(PROBLEM DETAILS): Only the lines from the one with "Decode this image" through the last belong in the output; print them exactly as given below.

(THE RECORDS):
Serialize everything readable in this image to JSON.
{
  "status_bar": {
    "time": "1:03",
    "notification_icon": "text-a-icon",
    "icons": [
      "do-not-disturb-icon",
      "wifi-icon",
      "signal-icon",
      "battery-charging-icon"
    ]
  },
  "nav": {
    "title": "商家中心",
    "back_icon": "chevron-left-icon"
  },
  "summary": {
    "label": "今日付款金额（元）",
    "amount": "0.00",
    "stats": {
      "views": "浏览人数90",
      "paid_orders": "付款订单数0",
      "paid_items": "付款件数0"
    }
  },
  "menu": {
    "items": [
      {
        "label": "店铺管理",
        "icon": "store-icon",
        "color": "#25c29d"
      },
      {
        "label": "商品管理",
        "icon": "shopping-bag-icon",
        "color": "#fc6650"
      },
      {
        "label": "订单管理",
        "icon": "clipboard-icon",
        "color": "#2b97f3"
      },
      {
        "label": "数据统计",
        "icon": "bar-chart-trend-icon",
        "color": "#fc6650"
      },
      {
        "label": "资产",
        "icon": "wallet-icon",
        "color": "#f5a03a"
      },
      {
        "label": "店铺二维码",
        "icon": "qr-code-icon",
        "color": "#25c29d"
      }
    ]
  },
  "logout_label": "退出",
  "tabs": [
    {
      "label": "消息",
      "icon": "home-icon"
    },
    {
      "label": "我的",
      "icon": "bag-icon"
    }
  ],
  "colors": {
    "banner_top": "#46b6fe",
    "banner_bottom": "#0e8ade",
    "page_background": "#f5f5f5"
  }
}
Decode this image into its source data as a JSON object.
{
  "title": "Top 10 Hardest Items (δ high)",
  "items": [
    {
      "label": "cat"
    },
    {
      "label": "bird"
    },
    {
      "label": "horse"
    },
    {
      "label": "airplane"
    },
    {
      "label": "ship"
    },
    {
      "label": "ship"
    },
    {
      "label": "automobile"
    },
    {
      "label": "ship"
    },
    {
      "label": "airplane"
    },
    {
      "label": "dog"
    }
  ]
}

(ANSWER AREA):
Decode this image into its source data as a JSON object.
{
  "title": "Top 10 Hardest Items (δ high)",
  "items": [
    {
      "label": "cat"
    },
    {
      "label": "bird"
    },
    {
      "label": "horse"
    },
    {
      "label": "airplane"
    },
    {
      "label": "ship"
    },
    {
      "label": "ship"
    },
    {
      "label": "automobile"
    },
    {
      "label": "ship"
    },
    {
      "label": "airplane"
    },
    {
      "label": "dog"
    }
  ]
}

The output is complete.